Saved data entries:
• • •
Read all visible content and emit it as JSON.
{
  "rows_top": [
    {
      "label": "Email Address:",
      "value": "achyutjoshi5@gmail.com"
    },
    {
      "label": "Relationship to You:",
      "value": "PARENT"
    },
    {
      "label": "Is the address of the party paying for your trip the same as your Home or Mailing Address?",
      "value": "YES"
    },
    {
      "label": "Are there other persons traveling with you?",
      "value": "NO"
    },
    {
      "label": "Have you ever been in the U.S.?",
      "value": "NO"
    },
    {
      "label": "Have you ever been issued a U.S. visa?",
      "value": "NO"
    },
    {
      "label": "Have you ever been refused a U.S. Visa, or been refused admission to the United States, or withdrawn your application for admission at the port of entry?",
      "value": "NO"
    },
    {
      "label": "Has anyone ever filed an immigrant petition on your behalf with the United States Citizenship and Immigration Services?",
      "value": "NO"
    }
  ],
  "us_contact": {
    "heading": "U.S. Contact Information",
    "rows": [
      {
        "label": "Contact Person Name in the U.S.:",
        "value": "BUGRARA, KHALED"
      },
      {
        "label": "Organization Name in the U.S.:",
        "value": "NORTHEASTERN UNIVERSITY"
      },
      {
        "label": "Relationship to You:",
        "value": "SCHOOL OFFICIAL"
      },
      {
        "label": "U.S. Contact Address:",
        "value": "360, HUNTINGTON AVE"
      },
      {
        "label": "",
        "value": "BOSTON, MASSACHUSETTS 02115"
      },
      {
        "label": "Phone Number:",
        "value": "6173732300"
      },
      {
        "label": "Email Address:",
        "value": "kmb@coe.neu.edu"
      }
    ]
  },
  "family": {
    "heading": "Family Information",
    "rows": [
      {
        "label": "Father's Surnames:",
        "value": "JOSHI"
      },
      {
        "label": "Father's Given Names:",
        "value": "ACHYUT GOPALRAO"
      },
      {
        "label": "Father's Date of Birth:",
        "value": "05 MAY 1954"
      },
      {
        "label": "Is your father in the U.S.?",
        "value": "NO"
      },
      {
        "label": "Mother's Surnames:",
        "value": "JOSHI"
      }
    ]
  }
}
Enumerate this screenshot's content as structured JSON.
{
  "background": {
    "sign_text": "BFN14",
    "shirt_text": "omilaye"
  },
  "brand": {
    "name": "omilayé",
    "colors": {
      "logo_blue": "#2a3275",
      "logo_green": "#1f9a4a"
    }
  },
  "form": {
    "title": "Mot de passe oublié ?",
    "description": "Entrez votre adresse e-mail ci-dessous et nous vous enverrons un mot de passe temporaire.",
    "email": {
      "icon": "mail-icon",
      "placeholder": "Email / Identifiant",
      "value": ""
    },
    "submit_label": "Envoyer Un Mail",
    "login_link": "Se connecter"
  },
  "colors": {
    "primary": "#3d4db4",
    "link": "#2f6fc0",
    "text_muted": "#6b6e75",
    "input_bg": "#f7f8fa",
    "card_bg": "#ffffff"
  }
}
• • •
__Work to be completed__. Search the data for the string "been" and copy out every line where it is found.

__Reply to the task__.
      "label": "Have you ever been in the U.S.?",
      "label": "Have you ever been issued a U.S. visa?",
      "label": "Have you ever been refused a U.S. Visa, or been refused admission to the United States, or withdrawn your application for admission at the port of entry?",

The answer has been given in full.